Two days before the subcontract was terminated by Modog, ZS Queenscliff issued a final project summary sheet. This was followed later that day by 6 more emails to Modog attaching multiple invoices, including 5 invoices from ZS Queenscliff for project management services and multiple invoices for third party trades. Modog responded with 5 separate payment schedules and assessed the progress claims at $0.
Following an adjudication, the adjudicator determined that ZS Queenscliff was entitled to payment in respect of all of the third party trades invoices and 4 of the 5 project management invoices. Modog challenged this determination on the following grounds:
- (invalid payment claim) there was no valid "payment claim" because the email and attached summary payment sheet did not expressly claim payment from Modog for project management services.Modog argued that it should instead be characterised as merely a direction for Modog to pay the third party trades; and
- (multiple payment claims) in addition to the email and attached summary payment, three of the project management invoices purported to be separate payment claims. As a result, Modog claimed that the adjudicator had determined payment in respect of four purported "payment claims" for a single "reference date", which constituted a jurisdictional error.
Modog's arguments rejected
In respect of these issues, Justice Henry held that the:
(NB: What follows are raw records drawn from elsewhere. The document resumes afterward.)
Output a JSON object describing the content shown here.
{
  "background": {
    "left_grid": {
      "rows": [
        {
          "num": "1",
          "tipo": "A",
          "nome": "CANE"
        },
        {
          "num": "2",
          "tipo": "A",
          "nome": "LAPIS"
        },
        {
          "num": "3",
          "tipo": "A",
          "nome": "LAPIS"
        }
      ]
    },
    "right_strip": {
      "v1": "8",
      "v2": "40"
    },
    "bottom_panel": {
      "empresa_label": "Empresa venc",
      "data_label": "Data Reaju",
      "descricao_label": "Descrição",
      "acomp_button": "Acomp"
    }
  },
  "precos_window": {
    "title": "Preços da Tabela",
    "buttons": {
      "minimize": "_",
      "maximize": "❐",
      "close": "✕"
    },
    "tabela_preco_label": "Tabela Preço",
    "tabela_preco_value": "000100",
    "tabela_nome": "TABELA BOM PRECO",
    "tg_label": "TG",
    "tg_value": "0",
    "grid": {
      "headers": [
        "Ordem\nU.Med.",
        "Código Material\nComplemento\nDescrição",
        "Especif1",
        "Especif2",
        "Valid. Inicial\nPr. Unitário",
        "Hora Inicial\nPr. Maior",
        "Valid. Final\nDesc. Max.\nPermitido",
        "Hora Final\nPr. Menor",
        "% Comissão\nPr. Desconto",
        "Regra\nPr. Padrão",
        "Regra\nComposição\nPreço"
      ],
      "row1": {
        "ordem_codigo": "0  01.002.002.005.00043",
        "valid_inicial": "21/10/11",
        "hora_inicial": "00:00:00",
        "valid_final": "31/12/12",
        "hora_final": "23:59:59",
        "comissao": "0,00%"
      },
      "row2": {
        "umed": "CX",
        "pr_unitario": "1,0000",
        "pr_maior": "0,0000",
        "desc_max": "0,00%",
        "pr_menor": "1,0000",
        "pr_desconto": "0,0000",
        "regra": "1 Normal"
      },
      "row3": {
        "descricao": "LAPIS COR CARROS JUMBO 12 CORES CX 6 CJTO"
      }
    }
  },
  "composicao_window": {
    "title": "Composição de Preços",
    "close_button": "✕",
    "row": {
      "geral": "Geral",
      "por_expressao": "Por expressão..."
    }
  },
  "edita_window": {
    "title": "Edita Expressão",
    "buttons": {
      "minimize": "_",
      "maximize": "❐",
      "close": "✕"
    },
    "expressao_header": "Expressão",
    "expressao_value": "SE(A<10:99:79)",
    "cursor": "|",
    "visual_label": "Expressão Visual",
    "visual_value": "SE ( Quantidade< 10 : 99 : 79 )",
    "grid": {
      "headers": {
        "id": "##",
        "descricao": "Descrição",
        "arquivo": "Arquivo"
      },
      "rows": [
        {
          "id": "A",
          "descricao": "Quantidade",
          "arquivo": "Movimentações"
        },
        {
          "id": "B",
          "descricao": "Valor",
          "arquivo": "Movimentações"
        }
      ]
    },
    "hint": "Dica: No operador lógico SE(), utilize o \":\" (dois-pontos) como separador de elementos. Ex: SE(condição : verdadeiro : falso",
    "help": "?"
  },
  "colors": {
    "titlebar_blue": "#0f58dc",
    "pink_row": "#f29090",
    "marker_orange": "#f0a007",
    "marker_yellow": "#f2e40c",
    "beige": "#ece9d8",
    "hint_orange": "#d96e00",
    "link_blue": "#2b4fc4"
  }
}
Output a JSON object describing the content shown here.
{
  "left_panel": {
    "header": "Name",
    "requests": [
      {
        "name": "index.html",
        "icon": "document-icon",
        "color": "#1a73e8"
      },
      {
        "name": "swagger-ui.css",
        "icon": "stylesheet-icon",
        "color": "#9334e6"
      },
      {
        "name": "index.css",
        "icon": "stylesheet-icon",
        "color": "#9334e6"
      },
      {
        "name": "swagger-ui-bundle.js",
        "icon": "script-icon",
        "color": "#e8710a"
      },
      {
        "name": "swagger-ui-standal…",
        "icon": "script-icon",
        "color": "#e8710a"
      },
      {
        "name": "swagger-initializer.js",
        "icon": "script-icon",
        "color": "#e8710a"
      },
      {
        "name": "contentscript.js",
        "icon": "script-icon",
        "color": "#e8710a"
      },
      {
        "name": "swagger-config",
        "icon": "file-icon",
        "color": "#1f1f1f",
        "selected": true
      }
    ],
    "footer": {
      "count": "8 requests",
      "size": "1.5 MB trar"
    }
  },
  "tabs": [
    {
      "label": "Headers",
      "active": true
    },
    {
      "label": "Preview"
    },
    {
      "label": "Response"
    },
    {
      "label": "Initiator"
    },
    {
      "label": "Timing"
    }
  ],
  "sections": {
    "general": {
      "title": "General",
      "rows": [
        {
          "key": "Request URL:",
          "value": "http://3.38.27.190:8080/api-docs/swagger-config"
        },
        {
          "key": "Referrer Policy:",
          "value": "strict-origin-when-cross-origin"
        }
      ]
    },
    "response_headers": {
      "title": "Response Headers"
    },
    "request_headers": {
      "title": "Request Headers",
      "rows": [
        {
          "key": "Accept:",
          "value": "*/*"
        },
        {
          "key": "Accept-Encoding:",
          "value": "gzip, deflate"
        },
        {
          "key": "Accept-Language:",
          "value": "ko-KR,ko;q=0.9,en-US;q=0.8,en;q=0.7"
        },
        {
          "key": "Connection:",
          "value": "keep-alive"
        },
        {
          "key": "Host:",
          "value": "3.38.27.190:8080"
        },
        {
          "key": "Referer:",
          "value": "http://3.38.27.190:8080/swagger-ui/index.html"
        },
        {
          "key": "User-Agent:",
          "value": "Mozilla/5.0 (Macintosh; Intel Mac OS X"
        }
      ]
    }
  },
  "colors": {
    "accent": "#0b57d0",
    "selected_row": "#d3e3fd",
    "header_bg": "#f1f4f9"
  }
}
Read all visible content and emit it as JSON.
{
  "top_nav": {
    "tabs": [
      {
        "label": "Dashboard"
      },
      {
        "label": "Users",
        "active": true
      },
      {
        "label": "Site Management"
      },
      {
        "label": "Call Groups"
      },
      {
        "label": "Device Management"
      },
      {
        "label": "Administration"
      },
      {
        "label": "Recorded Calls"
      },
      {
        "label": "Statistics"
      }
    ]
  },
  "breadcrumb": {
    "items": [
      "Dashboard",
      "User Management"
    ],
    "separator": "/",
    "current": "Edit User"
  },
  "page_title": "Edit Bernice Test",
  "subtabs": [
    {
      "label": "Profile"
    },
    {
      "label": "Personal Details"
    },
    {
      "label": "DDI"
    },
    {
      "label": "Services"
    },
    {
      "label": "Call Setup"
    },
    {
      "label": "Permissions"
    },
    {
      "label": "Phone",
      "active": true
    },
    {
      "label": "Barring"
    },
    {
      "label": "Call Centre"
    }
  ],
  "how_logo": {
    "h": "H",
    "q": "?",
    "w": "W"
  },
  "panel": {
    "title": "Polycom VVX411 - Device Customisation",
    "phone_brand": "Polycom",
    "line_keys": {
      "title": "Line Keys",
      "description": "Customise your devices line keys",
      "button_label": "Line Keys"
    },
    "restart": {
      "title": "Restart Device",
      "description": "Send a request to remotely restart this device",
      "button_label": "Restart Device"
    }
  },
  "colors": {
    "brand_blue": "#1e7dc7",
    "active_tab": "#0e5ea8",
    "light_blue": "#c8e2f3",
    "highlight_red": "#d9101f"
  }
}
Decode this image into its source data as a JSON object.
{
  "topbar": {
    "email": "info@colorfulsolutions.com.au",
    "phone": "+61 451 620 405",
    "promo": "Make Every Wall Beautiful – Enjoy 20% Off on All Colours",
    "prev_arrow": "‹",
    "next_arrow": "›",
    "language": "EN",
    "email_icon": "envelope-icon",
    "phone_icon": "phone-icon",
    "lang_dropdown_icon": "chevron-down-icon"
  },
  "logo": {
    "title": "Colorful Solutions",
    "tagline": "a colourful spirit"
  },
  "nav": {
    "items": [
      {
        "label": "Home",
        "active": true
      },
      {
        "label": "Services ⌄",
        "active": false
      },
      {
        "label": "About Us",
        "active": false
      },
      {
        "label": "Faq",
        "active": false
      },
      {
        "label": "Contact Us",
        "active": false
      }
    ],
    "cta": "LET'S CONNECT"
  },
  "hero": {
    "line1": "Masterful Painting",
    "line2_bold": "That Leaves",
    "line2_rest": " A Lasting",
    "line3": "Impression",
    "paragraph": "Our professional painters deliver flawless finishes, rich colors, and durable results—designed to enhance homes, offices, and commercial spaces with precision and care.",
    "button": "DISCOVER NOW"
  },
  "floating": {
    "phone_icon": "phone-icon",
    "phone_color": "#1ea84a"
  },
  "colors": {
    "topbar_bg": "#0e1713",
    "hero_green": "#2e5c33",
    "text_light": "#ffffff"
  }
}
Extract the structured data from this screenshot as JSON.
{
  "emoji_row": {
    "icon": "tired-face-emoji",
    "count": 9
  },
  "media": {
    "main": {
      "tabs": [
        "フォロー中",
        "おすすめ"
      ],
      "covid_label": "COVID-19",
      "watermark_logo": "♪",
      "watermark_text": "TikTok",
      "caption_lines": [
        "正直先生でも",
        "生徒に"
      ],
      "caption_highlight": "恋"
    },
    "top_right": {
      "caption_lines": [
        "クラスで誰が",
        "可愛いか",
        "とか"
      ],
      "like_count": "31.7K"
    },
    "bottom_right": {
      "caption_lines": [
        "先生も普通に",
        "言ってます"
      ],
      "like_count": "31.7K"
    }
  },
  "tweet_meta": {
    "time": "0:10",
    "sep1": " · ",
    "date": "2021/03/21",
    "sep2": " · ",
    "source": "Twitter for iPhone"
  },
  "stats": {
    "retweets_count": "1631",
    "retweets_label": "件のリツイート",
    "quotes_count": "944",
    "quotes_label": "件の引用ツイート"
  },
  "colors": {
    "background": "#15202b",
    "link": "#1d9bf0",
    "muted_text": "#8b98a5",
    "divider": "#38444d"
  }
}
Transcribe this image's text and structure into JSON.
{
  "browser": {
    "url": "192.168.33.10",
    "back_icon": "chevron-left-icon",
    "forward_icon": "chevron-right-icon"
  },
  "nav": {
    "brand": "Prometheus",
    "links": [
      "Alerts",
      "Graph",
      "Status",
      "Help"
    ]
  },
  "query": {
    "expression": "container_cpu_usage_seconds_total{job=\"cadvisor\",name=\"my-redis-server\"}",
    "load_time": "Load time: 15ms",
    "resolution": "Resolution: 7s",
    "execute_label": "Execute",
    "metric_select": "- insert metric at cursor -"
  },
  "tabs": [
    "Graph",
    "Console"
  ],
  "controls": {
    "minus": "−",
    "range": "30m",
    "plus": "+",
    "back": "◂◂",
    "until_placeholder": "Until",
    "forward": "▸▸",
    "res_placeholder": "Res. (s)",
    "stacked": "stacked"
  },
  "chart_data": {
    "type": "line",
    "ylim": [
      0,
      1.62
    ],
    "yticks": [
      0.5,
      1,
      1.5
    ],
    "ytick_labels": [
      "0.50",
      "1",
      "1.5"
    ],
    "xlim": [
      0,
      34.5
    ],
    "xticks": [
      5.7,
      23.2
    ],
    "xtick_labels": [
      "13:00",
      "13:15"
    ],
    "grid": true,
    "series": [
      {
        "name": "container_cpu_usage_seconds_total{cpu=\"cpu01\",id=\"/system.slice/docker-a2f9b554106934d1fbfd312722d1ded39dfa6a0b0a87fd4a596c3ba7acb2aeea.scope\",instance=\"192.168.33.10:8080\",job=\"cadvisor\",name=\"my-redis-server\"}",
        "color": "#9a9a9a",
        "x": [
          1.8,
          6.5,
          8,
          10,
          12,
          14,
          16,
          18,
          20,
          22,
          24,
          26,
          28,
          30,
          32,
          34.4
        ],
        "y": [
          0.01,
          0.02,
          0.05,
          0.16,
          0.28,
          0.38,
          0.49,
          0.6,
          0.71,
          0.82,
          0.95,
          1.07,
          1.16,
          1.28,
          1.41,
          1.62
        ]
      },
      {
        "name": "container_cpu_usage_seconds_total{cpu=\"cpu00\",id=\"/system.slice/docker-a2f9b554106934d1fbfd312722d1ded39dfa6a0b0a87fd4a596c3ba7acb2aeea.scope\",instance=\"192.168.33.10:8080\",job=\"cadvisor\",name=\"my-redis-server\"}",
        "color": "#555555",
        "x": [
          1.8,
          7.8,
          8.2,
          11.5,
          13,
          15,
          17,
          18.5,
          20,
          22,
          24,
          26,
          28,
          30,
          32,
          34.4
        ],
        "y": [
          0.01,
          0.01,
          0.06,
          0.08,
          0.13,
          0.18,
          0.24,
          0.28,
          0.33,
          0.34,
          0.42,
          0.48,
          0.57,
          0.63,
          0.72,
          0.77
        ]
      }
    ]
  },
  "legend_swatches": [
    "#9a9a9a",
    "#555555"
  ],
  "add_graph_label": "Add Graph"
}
- terms of the email and attached summary payment sheet, when understood in the context of the past dealings between the parties, meant that those documents should together constitute a valid "payment claim". In particular, it was held that "unclear drafting in a document which a party purports to be a payment claim and which may lead to confusion because it is open to different interpretation, does not, in my view, necessarily raise a jurisdictional error. The parameters of a payment claim are a matter for an adjudicator, as are its scope and nature"; and
- three project management invoices – which were "in a more traditional form of payment claim" – did not represent separate and distinct payment claims. As a matter of "substance over form", there was only one "payment claim", which incorporated the email and attached project summary sheet and the subsequent emails that attached numerous invoices for trades and project management services.